By Barney Blakeney
Like a lot of people who move to the Charleston area from other parts of the nation, Sharon Cooper-Murray is fascinated by the rich cultural history that is Gullah. A New Jersey native whose southern roots are in Lake City, drinking the Charleston water addicted her to the locale. That addiction has manifested itself as her alter ego, “The Gullah Lady”.
Cooper-Murray, a Knoxville College graduate with a B.S. Degree in English, Speech and Drama, came to Wadmalaw Island after finishing college to visit relatives having been lured by descriptions she misperceived as an island getaway surrounded by sandy beaches. What she found was rural isolated farmland inhabited by people whose language and speech she could barely understand. Unemployed, her plan was to spend some time vacationing on the beaches before returning to her father in Lake City and then heading off to New Jersey to find a job.
But while here she applied for a job with Charleston County School District. She returned to Lake City, but before she left for New Jersey, she got a call for an interview at Burke High. She started work the day after her interview. Her plan to stay in Charleston one year evolved into a decade-long career with the school district.
Cooper-Murray’s conservative upbringing kept her close to her Wadmalaw relatives. The community that intrigued her, the language spoken with a West African rhythm and grammatical structure, the crafts and food captivated her. She got certified as a teacher, worked with migrants through Rural Missions, Inc. and the S.C. Migrant and Seasonal Farm Workers Organization. She was fascinated by the local culture and by 1997 she was certified in traditional folk art as well.
“I immersed myself in learning about the culture and people and began researching the history of this unique Black culture,” Cooper-Murray said. “Though initially I couldn’t understand a word they were saying, I didn’t care. It made me feel as if I was in the deepest part of Africa and I loved every minute of just sitting and listening to them talk with one another.

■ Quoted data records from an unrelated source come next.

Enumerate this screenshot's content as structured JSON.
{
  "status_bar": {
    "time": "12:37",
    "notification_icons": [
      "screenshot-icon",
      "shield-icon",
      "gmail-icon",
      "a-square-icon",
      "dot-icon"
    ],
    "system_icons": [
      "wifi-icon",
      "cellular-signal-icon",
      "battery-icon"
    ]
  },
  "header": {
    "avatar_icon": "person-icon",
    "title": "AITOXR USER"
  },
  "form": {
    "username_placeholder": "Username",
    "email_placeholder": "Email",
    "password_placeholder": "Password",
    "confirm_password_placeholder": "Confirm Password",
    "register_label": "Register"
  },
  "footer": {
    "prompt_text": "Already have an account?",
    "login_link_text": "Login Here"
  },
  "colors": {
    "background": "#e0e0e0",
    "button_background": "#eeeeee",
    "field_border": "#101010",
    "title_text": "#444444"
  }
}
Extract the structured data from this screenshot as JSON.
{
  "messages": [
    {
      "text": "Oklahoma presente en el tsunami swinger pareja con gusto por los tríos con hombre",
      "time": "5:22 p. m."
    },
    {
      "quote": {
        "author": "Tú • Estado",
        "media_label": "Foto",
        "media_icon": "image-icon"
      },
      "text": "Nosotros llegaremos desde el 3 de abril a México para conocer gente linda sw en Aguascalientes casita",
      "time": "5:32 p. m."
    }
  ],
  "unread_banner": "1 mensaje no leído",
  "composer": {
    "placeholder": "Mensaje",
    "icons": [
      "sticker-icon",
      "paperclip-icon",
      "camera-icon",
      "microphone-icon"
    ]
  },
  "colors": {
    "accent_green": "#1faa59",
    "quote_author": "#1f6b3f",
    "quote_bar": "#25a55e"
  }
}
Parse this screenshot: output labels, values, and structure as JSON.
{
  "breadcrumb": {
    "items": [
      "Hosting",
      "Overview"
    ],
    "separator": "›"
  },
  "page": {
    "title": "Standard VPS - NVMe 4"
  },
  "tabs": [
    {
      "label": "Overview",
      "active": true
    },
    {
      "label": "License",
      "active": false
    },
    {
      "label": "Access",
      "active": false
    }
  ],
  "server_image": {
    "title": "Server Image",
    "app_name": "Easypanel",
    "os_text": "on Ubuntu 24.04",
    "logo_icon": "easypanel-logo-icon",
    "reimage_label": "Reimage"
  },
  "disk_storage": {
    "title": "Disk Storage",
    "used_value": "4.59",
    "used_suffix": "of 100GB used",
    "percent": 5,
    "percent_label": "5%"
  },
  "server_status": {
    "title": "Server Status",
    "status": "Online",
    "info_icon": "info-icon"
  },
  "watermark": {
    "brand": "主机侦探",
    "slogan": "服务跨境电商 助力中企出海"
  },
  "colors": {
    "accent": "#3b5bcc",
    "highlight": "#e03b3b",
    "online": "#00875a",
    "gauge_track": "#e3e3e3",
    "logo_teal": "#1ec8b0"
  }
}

But there was one factor that was quite disturbing to me, that was the poverty that existed among the Gullah people.
“Though they had a rich vibrant culture, there were many factors that were encroaching on their continued existence. The most potentially damaging was development. The interest of developers posed the threat of displacement to this group of people. I wanted to help to increase awareness of the Gullah people and to facilitate a greater understanding of their rich culture.” A respect for the people and their culture demanded she become an advocate for preservation of the Gullah Culture, Cooper-Murray says. “I realized how I could help through preservation, conservation and economic development activities.”
Her intrigue was transformed into research and resulted in a job as Black History Coordinator at Middleton Place. The experience at Middleton Place taught Cooper-Murray how important marketing was to preserving Gullah Culture. She ventured into the world of entrepreneurship, selling the culture. She developed lectures, storytelling, artists-in-residence programs, folk art education workshops, excursions, tours and other displays of the culture including the most popular, her interpretative enactments.
“Today my major focus is on the preservation of the language and folk art traditions. I’ve traveled throughout the eastern United States with the stories, songs, crafts and workshops based on folkways of the Gullah culture,” Cooper-Murray said. Her audiences have included national and international companies, federal, state and local municipalities, historic and cultural sites, colleges and schools, conferences, churches and variety of other venues.
Cooper-Murray hopes local Black artists and historians eventually will develop a sustained outlet for the presentation of Gullah as an economic entity beyond annual festivals and Black History Month presentations just as other ethnic groups are marketing the culture. Her goal, through her presentations of the culture, is to bring Black folks into that economy.